Every line in the data below that has the word "JSON" should be returned.

(Data about app and page elements)
● ● ●

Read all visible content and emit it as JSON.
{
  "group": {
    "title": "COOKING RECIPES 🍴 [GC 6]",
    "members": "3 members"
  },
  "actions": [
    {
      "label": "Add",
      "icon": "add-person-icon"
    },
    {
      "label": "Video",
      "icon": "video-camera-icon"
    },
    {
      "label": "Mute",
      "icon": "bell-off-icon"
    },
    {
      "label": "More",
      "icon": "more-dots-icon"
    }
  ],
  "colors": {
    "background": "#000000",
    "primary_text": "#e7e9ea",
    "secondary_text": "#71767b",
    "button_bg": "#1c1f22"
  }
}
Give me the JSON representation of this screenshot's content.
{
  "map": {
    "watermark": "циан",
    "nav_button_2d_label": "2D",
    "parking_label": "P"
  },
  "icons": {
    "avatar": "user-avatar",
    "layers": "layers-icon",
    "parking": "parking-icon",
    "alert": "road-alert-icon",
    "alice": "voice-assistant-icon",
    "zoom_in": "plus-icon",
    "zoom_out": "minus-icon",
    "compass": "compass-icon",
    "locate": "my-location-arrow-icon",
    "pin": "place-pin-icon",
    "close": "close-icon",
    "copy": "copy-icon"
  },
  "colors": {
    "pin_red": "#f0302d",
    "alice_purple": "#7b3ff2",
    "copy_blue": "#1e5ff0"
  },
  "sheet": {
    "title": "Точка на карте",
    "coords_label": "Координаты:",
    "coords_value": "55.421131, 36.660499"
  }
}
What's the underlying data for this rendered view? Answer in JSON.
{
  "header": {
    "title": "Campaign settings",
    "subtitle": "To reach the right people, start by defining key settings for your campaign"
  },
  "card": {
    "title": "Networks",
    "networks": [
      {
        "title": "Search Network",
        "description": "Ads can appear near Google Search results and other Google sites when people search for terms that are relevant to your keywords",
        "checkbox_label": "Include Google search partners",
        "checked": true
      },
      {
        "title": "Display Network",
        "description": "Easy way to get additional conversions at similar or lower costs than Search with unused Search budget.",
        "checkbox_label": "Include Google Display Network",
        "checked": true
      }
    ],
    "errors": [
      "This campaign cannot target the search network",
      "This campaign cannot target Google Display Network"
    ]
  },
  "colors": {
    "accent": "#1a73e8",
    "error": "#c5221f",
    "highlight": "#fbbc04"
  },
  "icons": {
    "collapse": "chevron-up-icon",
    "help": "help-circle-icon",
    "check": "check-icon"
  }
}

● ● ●

§ EXERCISE OUTPUT:
Read all visible content and emit it as JSON.
Give me the JSON representation of this screenshot's content.
What's the underlying data for this rendered view? Answer in JSON.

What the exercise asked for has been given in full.